“Obviously, there’s a lot of competition for many folks by many industries as well as universities,” Hokanson said.

“We need to make adjustments based on the current environment because for the long term, our nation needs a National Guard the size that we are, or maybe even larger, to meet all the requirements that we have,” he continued.

“And it’s up to us to make sure that we fill our formations so that they’re ready when our nation needs us."

Anson D. Smith, the deputy chief of the Army Guard’s Strength Maintenance Division, said COVID-19 vaccinations could increase the component’s problems.

Smith estimated the Army Guard could lose 9,000 soldiers refusing to get COVID-19 vaccinations in fiscal year 2023.

In fiscal 2024, he continued, another 5,000 soldiers could be discharged from the Army Guard for the same reason.

Smith added the Army Guard is awaiting Army Secretary Christine E. Wormuth’s second phase COVID-19 memorandum.

Per Smith, the memo could force personnel without medical or religious exemptions to the COVID-19 vaccine out of the Army Guard.

The NGB reported 89.9% of the Army Guard is fully vaccinated against COVID as of Sept. 19, with another 91% partially vaccinated.

As of the same date, 94.5% of the Air Guard were fully vaccinated and 94.7% were partially vaccinated.

Hokanson suggested improving the Guard’s health care, educational benefits and incentive pay could help the service reduce today’s personnel shortfalls and boost readiness.

“Health care is absolutely critical to making that happen,” Hokanson said.

Current congressional estimates peg the cost of providing health care to every Guard soldier and airman at $718 million annually, he said.

That cost would be greatly offset by improved recruiting, higher readiness rates and reduced post-mobilization medical procedures, according to NGAUS and other supporters.

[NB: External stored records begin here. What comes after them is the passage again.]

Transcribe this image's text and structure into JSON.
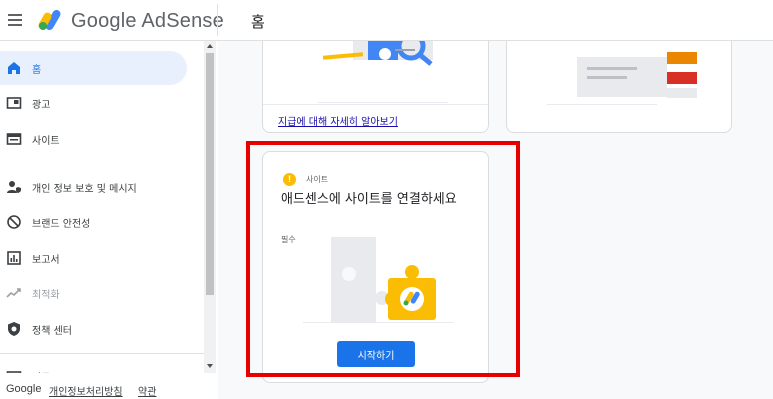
{
  "header": {
    "product_name": "Google AdSense",
    "page_title": "홈"
  },
  "sidebar": {
    "items": [
      {
        "label": "홈",
        "icon": "home-icon",
        "active": true
      },
      {
        "label": "광고",
        "icon": "ads-icon"
      },
      {
        "label": "사이트",
        "icon": "sites-icon"
      },
      {
        "label": "개인 정보 보호 및 메시지",
        "icon": "privacy-messaging-icon"
      },
      {
        "label": "브랜드 안전성",
        "icon": "brand-safety-icon"
      },
      {
        "label": "보고서",
        "icon": "reports-icon"
      },
      {
        "label": "최적화",
        "icon": "optimization-icon",
        "disabled": true
      },
      {
        "label": "정책 센터",
        "icon": "policy-center-icon"
      },
      {
        "label": "지급",
        "icon": "payments-icon"
      }
    ]
  },
  "footer": {
    "brand": "Google",
    "privacy_link": "개인정보처리방침",
    "terms_link": "약관"
  },
  "cards": {
    "learn_more_link": "지급에 대해 자세히 알아보기",
    "site_card": {
      "category": "사이트",
      "title": "애드센스에 사이트를 연결하세요",
      "required": "필수",
      "button": "시작하기"
    }
  },
  "colors": {
    "accent": "#1a73e8",
    "warning": "#fbbc04",
    "highlight": "#e60000",
    "nav_active_bg": "#e8f0fe"
  }
}
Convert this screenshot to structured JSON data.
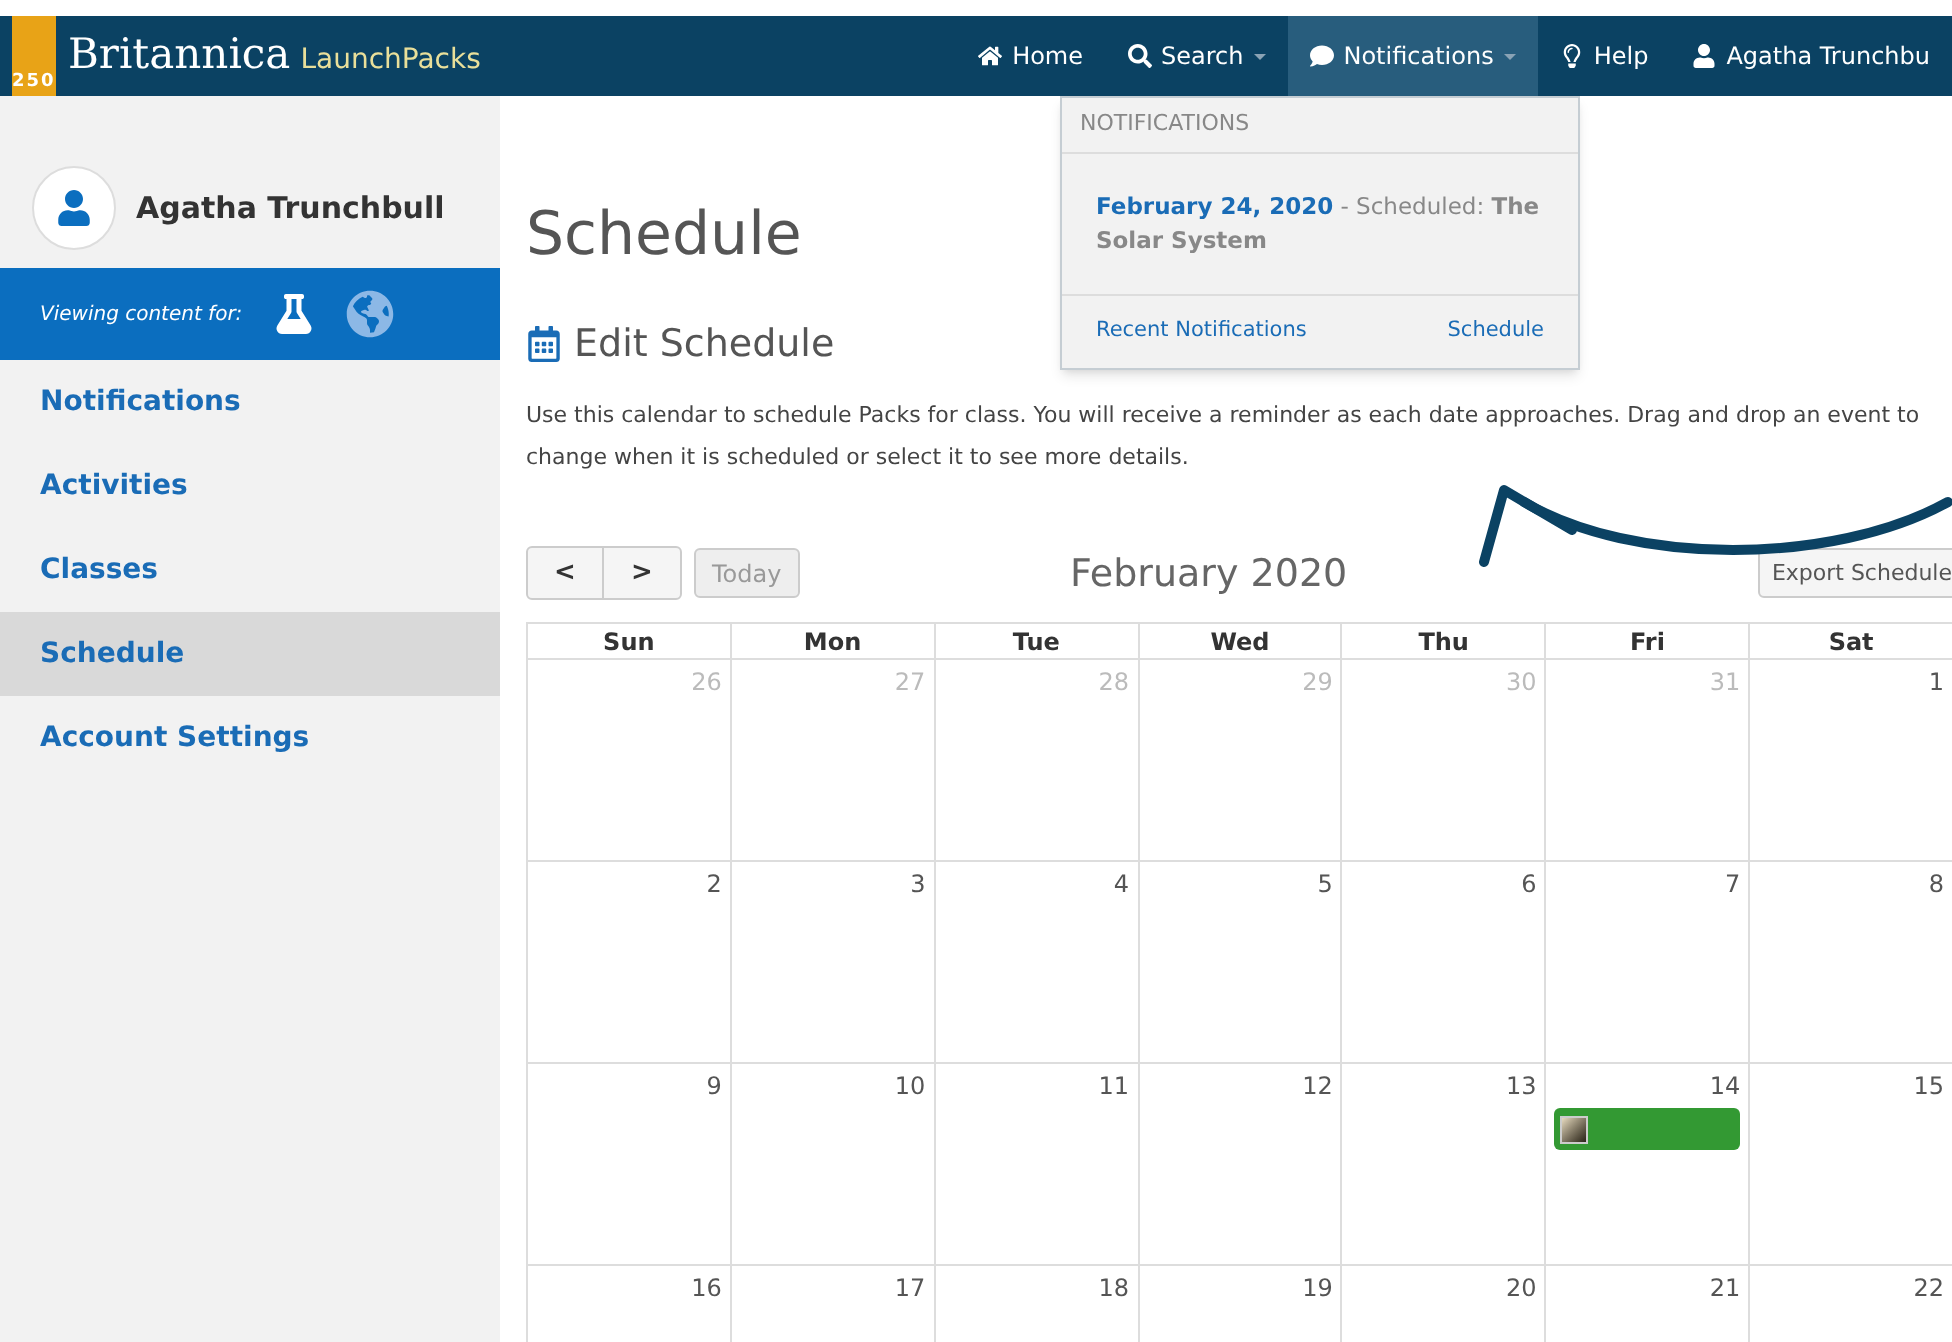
{
  "brand": {
    "badge": "250",
    "name": "Britannica",
    "product": "LaunchPacks"
  },
  "nav": [
    {
      "label": "Home",
      "dropdown": false,
      "selected": false
    },
    {
      "label": "Search",
      "dropdown": true,
      "selected": false
    },
    {
      "label": "Notifications",
      "dropdown": true,
      "selected": true
    },
    {
      "label": "Help",
      "dropdown": false,
      "selected": false
    },
    {
      "label": "Agatha Trunchbu",
      "dropdown": false,
      "selected": false
    }
  ],
  "notifications_menu": {
    "header": "NOTIFICATIONS",
    "items": [
      {
        "date": "February 24, 2020",
        "text": "- Scheduled: **The Solar System**"
      }
    ],
    "footer_left": "Recent Notifications",
    "footer_right": "Schedule"
  },
  "sidebar": {
    "user": "Agatha Trunchbull",
    "viewing_label": "Viewing content for:",
    "items": [
      {
        "label": "Notifications",
        "selected": false
      },
      {
        "label": "Activities",
        "selected": false
      },
      {
        "label": "Classes",
        "selected": false
      },
      {
        "label": "Schedule",
        "selected": true
      },
      {
        "label": "Account Settings",
        "selected": false
      }
    ]
  },
  "page_title": "Schedule",
  "section_title": "Edit Schedule",
  "description": "Use this calendar to schedule Packs for class. You will receive a reminder as each date approaches. Drag and drop an event to change when it is scheduled or select it to see more details.",
  "calendar": {
    "prev": "<",
    "next": ">",
    "today": "Today",
    "month": "February 2020",
    "export": "Export Schedule",
    "weekdays": [
      "Sun",
      "Mon",
      "Tue",
      "Wed",
      "Thu",
      "Fri",
      "Sat"
    ],
    "weeks": [
      [
        {
          "day": "26",
          "other_month": true
        },
        {
          "day": "27",
          "other_month": true
        },
        {
          "day": "28",
          "other_month": true
        },
        {
          "day": "29",
          "other_month": true
        },
        {
          "day": "30",
          "other_month": true
        },
        {
          "day": "31",
          "other_month": true
        },
        {
          "day": "1",
          "other_month": false
        }
      ],
      [
        {
          "day": "2",
          "other_month": false
        },
        {
          "day": "3",
          "other_month": false
        },
        {
          "day": "4",
          "other_month": false
        },
        {
          "day": "5",
          "other_month": false
        },
        {
          "day": "6",
          "other_month": false
        },
        {
          "day": "7",
          "other_month": false
        },
        {
          "day": "8",
          "other_month": false
        }
      ],
      [
        {
          "day": "9",
          "other_month": false
        },
        {
          "day": "10",
          "other_month": false
        },
        {
          "day": "11",
          "other_month": false
        },
        {
          "day": "12",
          "other_month": false
        },
        {
          "day": "13",
          "other_month": false
        },
        {
          "day": "14",
          "other_month": false,
          "events": [
            {
              "color": "#339933"
            }
          ]
        },
        {
          "day": "15",
          "other_month": false
        }
      ],
      [
        {
          "day": "16",
          "other_month": false
        },
        {
          "day": "17",
          "other_month": false
        },
        {
          "day": "18",
          "other_month": false
        },
        {
          "day": "19",
          "other_month": false
        },
        {
          "day": "20",
          "other_month": false
        },
        {
          "day": "21",
          "other_month": false
        },
        {
          "day": "22",
          "other_month": false
        }
      ]
    ]
  }
}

Zero-cost TRICARE ranks among the top NGAUS legislative priorities.

— By Mark Hensch